Your assignment: Count how many lines in the material below hold the word "filter"; the reply is that number alone.
· · · · · · ·
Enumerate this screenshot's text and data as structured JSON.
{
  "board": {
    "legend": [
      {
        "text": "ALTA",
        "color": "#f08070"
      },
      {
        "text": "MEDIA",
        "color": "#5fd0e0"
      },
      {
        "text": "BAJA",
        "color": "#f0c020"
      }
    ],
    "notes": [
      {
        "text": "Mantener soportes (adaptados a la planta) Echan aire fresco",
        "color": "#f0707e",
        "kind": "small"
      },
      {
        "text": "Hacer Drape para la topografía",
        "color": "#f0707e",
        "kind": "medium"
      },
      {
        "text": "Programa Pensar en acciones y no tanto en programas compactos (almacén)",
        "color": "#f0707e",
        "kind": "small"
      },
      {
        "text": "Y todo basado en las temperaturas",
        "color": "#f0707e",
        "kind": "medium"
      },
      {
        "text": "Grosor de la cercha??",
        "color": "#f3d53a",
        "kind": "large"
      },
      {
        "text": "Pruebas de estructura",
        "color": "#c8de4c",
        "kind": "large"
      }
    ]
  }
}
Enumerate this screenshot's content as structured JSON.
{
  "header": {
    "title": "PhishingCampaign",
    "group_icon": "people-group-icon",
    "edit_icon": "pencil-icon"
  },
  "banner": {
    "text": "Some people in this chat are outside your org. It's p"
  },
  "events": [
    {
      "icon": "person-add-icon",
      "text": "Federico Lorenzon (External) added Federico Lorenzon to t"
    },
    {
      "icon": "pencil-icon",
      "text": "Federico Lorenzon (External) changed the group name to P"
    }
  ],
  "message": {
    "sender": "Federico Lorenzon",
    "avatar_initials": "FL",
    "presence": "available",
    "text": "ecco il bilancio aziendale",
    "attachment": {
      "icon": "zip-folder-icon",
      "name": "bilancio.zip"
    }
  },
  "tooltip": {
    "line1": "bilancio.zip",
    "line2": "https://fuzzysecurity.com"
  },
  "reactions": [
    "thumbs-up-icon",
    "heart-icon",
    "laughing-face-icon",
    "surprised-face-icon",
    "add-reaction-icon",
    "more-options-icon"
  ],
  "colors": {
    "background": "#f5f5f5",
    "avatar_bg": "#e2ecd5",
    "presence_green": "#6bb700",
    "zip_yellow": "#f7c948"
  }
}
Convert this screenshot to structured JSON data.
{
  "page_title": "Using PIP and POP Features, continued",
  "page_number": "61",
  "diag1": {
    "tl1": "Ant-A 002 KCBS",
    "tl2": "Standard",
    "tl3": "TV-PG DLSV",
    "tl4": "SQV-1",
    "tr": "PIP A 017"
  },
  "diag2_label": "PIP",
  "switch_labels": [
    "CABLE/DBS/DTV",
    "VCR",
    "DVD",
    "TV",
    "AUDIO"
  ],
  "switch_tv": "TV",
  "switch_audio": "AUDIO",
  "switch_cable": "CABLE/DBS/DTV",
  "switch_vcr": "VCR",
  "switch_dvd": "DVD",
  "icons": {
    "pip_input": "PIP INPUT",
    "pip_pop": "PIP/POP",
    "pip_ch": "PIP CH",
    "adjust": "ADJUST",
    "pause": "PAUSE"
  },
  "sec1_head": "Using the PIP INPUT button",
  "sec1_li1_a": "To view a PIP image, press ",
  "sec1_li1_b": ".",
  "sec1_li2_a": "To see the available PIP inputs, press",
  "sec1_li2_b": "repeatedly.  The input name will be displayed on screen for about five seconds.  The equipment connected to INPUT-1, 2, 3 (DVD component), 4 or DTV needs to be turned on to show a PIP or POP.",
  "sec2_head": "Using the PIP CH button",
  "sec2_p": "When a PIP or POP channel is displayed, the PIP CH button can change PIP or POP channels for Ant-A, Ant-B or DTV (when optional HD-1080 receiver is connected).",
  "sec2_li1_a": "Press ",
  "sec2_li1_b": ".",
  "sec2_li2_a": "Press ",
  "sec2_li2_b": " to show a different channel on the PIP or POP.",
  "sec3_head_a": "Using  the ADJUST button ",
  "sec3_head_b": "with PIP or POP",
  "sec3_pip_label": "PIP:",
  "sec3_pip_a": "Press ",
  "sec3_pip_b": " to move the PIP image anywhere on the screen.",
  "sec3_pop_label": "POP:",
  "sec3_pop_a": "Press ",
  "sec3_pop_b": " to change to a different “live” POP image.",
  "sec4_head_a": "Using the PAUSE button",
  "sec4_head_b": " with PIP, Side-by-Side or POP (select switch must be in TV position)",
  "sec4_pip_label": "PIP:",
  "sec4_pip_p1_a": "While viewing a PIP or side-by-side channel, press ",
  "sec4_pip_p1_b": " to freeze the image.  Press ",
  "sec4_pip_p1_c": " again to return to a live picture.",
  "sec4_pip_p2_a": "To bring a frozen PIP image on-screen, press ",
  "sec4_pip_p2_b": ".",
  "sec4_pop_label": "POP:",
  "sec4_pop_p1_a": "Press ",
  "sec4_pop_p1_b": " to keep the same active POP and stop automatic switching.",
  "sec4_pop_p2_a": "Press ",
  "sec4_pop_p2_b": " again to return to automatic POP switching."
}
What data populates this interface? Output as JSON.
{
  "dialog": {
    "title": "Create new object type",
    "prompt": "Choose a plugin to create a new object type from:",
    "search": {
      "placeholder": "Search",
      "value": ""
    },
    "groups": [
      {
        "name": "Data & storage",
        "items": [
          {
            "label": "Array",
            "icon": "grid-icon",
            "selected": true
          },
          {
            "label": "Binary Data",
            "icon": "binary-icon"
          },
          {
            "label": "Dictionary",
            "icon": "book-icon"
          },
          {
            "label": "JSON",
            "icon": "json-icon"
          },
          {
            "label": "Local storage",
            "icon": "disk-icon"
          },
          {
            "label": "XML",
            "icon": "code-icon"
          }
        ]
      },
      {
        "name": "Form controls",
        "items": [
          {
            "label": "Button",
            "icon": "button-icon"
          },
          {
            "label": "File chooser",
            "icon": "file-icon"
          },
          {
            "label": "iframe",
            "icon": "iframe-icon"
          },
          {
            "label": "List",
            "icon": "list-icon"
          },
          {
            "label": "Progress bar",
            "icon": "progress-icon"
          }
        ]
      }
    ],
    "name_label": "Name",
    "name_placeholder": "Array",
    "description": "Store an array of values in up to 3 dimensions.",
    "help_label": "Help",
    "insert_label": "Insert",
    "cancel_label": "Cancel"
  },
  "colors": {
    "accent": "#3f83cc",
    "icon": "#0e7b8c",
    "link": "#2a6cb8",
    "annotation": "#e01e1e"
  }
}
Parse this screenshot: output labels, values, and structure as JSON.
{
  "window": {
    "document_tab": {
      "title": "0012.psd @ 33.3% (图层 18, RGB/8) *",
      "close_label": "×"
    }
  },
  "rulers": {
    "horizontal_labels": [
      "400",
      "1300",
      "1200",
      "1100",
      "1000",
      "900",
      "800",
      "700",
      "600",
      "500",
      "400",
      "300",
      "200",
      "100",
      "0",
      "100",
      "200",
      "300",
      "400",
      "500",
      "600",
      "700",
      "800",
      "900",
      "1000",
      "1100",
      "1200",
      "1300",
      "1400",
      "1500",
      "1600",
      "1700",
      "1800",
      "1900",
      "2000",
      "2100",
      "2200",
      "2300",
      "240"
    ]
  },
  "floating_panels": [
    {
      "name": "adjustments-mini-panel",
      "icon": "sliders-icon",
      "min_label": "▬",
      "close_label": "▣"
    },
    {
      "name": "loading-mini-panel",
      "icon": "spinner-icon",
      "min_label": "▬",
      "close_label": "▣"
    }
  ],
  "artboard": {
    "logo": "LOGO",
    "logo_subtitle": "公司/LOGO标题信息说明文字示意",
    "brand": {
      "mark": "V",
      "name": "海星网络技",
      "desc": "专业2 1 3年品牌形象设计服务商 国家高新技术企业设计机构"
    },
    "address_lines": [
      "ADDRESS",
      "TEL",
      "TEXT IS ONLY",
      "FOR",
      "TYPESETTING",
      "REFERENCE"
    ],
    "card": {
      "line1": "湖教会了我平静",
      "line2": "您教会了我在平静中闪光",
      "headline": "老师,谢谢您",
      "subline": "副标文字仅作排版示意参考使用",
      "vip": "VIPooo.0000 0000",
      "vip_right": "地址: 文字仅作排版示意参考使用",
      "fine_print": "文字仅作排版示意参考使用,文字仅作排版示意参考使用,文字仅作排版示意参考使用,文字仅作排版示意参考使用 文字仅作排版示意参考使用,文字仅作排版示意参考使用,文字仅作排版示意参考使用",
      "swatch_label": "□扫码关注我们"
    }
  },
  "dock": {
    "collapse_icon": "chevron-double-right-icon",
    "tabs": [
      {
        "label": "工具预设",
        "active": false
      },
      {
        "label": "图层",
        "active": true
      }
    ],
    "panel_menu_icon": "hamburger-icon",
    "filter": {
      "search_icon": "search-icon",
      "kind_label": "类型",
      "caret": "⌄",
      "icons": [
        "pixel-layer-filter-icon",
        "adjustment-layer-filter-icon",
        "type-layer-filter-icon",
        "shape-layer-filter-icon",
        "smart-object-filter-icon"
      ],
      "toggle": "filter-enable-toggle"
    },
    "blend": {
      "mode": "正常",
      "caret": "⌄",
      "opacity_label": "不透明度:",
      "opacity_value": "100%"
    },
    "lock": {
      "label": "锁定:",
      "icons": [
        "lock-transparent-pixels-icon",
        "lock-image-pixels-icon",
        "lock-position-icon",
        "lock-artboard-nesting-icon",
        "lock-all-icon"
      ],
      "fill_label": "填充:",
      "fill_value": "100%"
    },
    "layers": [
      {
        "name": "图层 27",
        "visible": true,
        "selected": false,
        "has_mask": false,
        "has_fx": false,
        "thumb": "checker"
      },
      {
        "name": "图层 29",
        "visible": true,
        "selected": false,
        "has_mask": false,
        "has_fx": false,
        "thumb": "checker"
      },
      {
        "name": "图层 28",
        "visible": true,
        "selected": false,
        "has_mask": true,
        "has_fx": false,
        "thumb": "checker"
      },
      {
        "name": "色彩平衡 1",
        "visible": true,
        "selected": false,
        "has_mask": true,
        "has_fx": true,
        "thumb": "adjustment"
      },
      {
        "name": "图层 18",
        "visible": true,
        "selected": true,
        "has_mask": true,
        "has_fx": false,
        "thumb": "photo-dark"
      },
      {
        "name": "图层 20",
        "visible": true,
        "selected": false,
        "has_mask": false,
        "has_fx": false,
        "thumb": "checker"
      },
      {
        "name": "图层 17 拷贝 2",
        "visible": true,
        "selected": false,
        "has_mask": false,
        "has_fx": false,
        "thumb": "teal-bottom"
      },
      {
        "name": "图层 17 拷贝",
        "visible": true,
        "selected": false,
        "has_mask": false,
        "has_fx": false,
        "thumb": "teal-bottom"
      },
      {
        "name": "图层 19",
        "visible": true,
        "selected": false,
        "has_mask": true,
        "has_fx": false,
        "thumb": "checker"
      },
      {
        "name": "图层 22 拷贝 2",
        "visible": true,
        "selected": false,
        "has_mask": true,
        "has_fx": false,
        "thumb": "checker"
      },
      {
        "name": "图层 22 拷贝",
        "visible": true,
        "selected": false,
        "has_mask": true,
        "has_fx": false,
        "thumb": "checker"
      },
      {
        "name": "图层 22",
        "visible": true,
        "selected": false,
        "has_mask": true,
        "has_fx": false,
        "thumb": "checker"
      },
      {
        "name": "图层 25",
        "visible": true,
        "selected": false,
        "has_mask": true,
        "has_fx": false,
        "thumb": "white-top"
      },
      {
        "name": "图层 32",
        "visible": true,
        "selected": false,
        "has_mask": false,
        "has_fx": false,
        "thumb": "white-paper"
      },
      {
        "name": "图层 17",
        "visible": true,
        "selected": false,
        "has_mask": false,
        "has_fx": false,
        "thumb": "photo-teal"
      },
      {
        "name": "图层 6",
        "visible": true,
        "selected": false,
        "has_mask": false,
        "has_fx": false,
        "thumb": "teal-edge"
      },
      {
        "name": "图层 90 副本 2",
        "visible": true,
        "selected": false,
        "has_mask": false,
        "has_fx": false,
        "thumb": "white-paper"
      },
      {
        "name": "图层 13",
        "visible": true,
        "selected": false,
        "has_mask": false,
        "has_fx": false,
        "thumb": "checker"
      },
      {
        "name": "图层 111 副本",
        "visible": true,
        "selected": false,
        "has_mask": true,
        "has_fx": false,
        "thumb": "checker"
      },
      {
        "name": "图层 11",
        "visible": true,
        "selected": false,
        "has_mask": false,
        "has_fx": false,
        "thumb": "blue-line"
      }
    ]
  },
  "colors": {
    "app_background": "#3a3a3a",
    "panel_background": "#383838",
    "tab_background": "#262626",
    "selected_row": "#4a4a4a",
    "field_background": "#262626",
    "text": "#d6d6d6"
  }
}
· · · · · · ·
Answer for the task: 7